My pick: Staubach over Page. But this one's agonizing. Defensive players do belong in the MVP race.
Tough argument, but I'll give it a good college try
Like Elway's Broncos in '87, who knows how the Packers would've fared sans Brett Favre in 1997? Educated guess: They wouldn't have been playing an older Elway's Broncos in Super Bowl XXXII. Now, I like the Co-MVP more than most other people I know, but this was one year when Favre could have been left at the door. After all, he already won the award in both 1995 and '96. By '97, the media love affair with the Packers quarterback was somewhere between "An Officer and a Gentleman" and "Ghost." Meanwhile, Barry Sanders ghosted enough dudes to make any girl on Bumble proud.
The 1997 season represented the apex of the most elusive running back the NFL has ever known. Sanders rushed for 2,053 yards at an astonishing 6.1 yards per carry. While the '90s Lions had a few solid teams -- Sanders was not always the one-man army revisionist historians claim he was -- there were times Sanders carried Detroit. In '97, he went over 100 yards in each of the last 14 regular-season games (averaging 22 carries for 143 yards in that span). But when the Bucs sold out on defense to shut down the running back in the Wild Card Round, Scott Mitchell couldn't pick up the slack.

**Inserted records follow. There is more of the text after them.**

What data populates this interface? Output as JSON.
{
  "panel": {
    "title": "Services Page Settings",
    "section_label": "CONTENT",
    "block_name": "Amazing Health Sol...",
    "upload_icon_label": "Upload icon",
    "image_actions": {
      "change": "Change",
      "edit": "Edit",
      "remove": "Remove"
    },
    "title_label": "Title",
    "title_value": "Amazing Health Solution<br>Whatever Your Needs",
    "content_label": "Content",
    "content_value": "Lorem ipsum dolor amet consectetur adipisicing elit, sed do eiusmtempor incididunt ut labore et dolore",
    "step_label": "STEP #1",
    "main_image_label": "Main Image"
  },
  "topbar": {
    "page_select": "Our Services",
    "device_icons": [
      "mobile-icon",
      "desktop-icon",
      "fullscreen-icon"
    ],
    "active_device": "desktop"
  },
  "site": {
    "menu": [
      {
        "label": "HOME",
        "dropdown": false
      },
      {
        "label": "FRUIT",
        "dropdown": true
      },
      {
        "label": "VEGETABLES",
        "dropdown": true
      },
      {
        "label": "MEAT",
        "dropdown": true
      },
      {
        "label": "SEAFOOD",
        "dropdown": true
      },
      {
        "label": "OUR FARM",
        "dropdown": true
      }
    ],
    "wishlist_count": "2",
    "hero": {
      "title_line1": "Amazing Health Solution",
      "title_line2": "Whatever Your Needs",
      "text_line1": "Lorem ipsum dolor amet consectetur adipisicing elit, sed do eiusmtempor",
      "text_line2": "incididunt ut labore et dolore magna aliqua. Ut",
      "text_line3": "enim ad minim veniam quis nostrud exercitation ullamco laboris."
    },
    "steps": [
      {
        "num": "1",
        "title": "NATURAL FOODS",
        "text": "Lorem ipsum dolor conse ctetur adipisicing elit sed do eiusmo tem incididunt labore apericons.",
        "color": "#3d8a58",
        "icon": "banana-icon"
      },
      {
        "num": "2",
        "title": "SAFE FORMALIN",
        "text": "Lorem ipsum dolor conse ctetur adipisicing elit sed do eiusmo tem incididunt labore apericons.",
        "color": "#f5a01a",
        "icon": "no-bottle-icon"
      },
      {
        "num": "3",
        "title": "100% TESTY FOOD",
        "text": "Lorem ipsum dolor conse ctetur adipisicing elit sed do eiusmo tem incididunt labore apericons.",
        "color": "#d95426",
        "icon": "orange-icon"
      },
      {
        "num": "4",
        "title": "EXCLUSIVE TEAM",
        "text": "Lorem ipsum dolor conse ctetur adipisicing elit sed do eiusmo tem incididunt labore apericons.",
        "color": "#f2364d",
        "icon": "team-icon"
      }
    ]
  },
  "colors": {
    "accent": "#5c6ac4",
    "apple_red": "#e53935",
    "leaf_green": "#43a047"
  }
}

The Honolulu Blue went down, 20-10.
And what of the would-be solo MVP? Played one more season, then squirted and darted off into the sunset.
My pick: I've convinced myself! Sanders doesn't Co-MVP with anybody.